An industrial development agency in Elmont, Nassau County on Long Island, unanimously agreed to give a prospective self storage facility a sales tax exemption. The exemption consists of $258,750 and $20,475 off the mortgage recording tax. Also, the property tax bill will be frozen for three years. After that, it will slightly increase over the next 12 years.
The proposed facility will be in Elmont located on Linden Boulevard. It will have 116,000 square feet of space and will be three stories high. The estimated cost of the project is $10.4 million.
Critics were not happy with the tax break that the business will be getting. They feel that the valuable tax incentive should be reserved for companies who have a large employee base. (The new facility will have four full-time employees that would earn between $40,000 and $50,000 without benefits.)
Daniel Baker, an attorney for the developer indicated that this developer was the only person interested in the property. People consider the area ‘blight’ so nobody was interested in building there. He also indicated that there was an unmet need for self storage facilities in the area.
Elmont is in the northwest corner of Nassau County. It borders the borough of Queens in New York City. It is considered a suburban bedroom community on Long Island.
The population in Nassau County is over 1.3 million people. That breaks down to about 4,655 people per square mile. These statistics indicate that there is substantial base for a self storage facility.
Baker also indicated that the developer couldn’t afford to build his self storage facility unless he got the tax breaks. This is a ‘scratch my back and I’ll scratch your back’ situation. If the developer gets the tax break, he can build his facility. His back is scratched. This will remove the blight from the community so the community’s back is scratched.
Joseph Kearney, the industrial development agency director, said that this project would generate $3.5 million in taxes over 15 years. If the land sat vacant, Elmont would not get any of those tax monies.
Critics expressed concern about how the company (who is getting 15 years of tax subsidies) will give back to the community. Those critics need to be informed about all of the humanitarian projects that self storage businesses do to help out their local communities – from collecting winter wear for the indigent to supporting Toys for Tots to raising monies for hospitals and medical research.
In 1650, Christopher and Thomas Foster purchased a large plot of land controlled by Dutch settlers with the intention of raising cattle and sheep. They named this place “Foster’s Meadow” — a name which would remain for the next 200 years of the village’s history. Control of the Dutch colony of New Amsterdam shifted to England in 1664, marking the first gradual cultural shift in Foster’s Meadow with the establishment of a community of predominantly English,Protestant farmers and their families. In 1683, Long Island was divided into three counties, Kings, Queens and Suffolk Counties; under this new structure, Foster’s Meadow was part of Queens County. The current boundaries of Elmont were decided upon in 1898; at this point, Nassau County was erected, leading to conflict over land and monies owed as a result of Elmont’s boundary shift from Queens. It was during the mid-19th century that Foster’s Meadow experienced its second cultural shift, with the influx of farmers from Brooklyn and Middle Village to the west. These groups were largely of German descent and practiced Catholicism. Indeed the Catholic population in Foster’s Meadow grew to the extent that St. Boniface Church was built in 1852, providing a focal point for the gradual development of a Catholic population base.

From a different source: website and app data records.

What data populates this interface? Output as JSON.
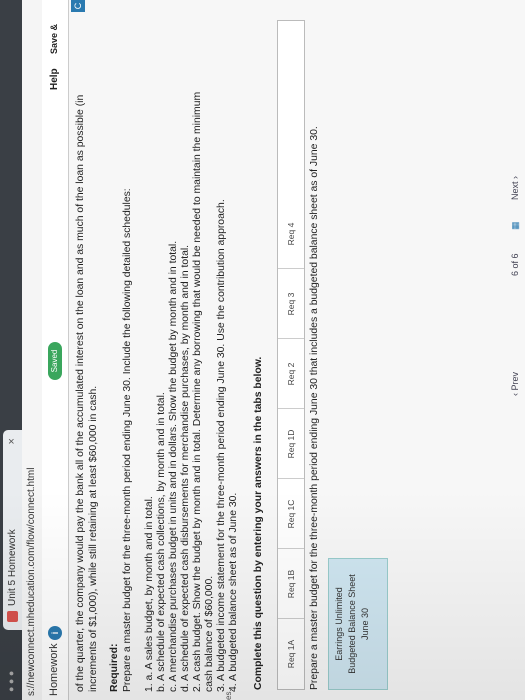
{
  "browser": {
    "tab_title": "Unit 5 Homework",
    "tab_close": "×",
    "window_controls": "● ● ●",
    "url": "s://newconnect.mheducation.com/flow/connect.html"
  },
  "header": {
    "title": "Homework",
    "info": "i",
    "saved": "Saved",
    "help": "Help",
    "save_exit": "Save &"
  },
  "side_button": "C",
  "problem": {
    "line1": "of the quarter, the company would pay the bank all of the accumulated interest on the loan and as much of the loan as possible (in",
    "line2": "increments of $1,000), while still retaining at least $60,000 in cash.",
    "required": "Required:",
    "prepare": "Prepare a master budget for the three-month period ending June 30. Include the following detailed schedules:",
    "items": [
      "1. a. A sales budget, by month and in total.",
      "b. A schedule of expected cash collections, by month and in total.",
      "c. A merchandise purchases budget in units and in dollars. Show the budget by month and in total.",
      "d. A schedule of expected cash disbursements for merchandise purchases, by month and in total.",
      "2. A cash budget. Show the budget by month and in total. Determine any borrowing that would be needed to maintain the minimum",
      "cash balance of $60,000.",
      "3. A budgeted income statement for the three-month period ending June 30. Use the contribution approach.",
      "4. A budgeted balance sheet as of June 30."
    ],
    "left_fragment": "es."
  },
  "question": {
    "instruction": "Complete this question by entering your answers in the tabs below.",
    "tabs": [
      "Req 1A",
      "Req 1B",
      "Req 1C",
      "Req 1D",
      "Req 2",
      "Req 3",
      "Req 4"
    ],
    "prompt": "Prepare a master budget for the three-month period ending June 30 that includes a budgeted balance sheet as of June 30.",
    "company": "Earrings Unlimited",
    "statement": "Budgeted Balance Sheet",
    "date": "June 30"
  },
  "footer": {
    "prev": "‹ Prev",
    "page": "6 of 6",
    "grid_icon": "▦",
    "next": "Next ›"
  }
}
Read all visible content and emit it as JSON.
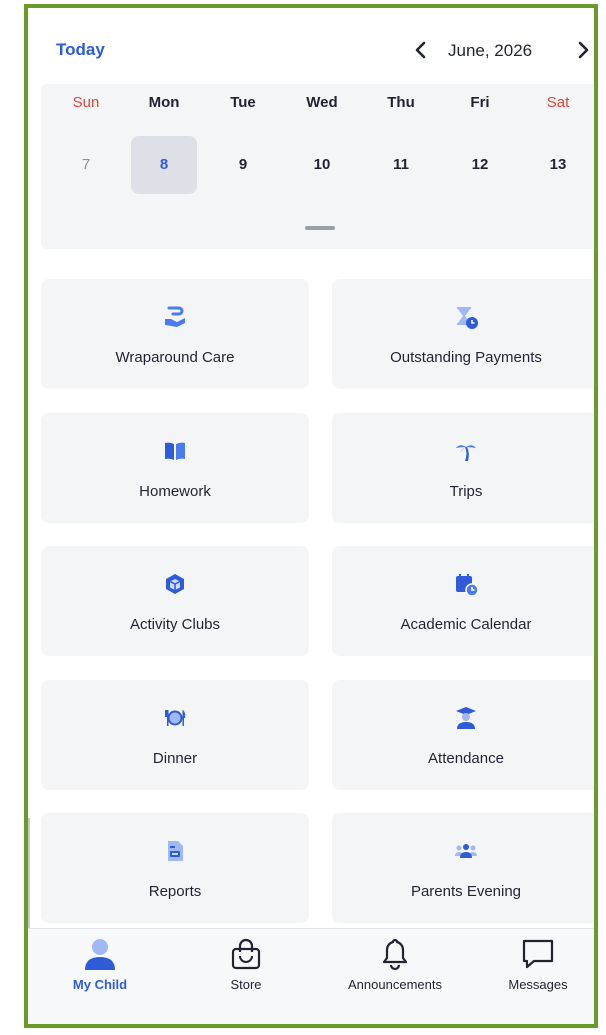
{
  "header": {
    "today_label": "Today",
    "month_label": "June, 2026",
    "prev_icon": "chevron-left-icon",
    "next_icon": "chevron-right-icon"
  },
  "calendar": {
    "weekdays": [
      "Sun",
      "Mon",
      "Tue",
      "Wed",
      "Thu",
      "Fri",
      "Sat"
    ],
    "dates": [
      "7",
      "8",
      "9",
      "10",
      "11",
      "12",
      "13"
    ],
    "selected_date": "8",
    "weekend_color": "#e0443a",
    "accent_color": "#2f5bd8"
  },
  "tiles": [
    {
      "label": "Wraparound Care",
      "icon": "hand-care-icon"
    },
    {
      "label": "Outstanding Payments",
      "icon": "hourglass-clock-icon"
    },
    {
      "label": "Homework",
      "icon": "book-icon"
    },
    {
      "label": "Trips",
      "icon": "palm-tree-icon"
    },
    {
      "label": "Activity Clubs",
      "icon": "box-icon"
    },
    {
      "label": "Academic Calendar",
      "icon": "calendar-clock-icon"
    },
    {
      "label": "Dinner",
      "icon": "plate-cutlery-icon"
    },
    {
      "label": "Attendance",
      "icon": "graduate-icon"
    },
    {
      "label": "Reports",
      "icon": "document-icon"
    },
    {
      "label": "Parents Evening",
      "icon": "people-group-icon"
    }
  ],
  "tabbar": {
    "items": [
      {
        "label": "My Child",
        "icon": "person-icon",
        "active": true
      },
      {
        "label": "Store",
        "icon": "shopping-bag-icon"
      },
      {
        "label": "Announcements",
        "icon": "bell-icon"
      },
      {
        "label": "Messages",
        "icon": "chat-bubble-icon"
      }
    ]
  }
}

The community underwent its next political reshuffling in 1882, being subdivided into districts with unique names and boundaries (including Alden Manor and Locustwood); it was at this time that Foster’s Meadow was renamed Elmont. Arguably the most significant milestone in the development of modern-day Elmont was the building of the Belmont Racetrack in 1905. In this year, 620 acres (2.5 km2) were purchased on the edge of the region and by 1915, the Racetrack was opened to the public, attracting both visitors and migrant workers to the area. Housing developments and businesses grew in the area surrounding the racetrack to meet the needs of these workers; this process of development to meet the workers’ needs continued in successive waves, ultimately representing a shift in Elmont from rural farmland to suburbia.
With the opening of Belmont Racetrack in 1905, Elmont reached a turning point in its history. The farms were sold and subdivided for houses, most of them owned by people who worked at Belmont Racetrack. Many business were formed onHempstead Turnpike to support the blooming suburban location. The first air race in the United States was held at Belmont Racetrack, including a race from Elmont to the Statue of Liberty and back.
The first intercity airmail service between New York and Washington, D.C. in 1918 used Belmont Park in Elmont as the terminal for New York.
Post-World War II saw widespread development of attractive suburban tract homes. Many of these homes were constructed with a brick-veneer ground story over basement in variations of the cape style to the south and east of Hempstead Turnpike, while older, smaller shingled homes cluster near the racetrack.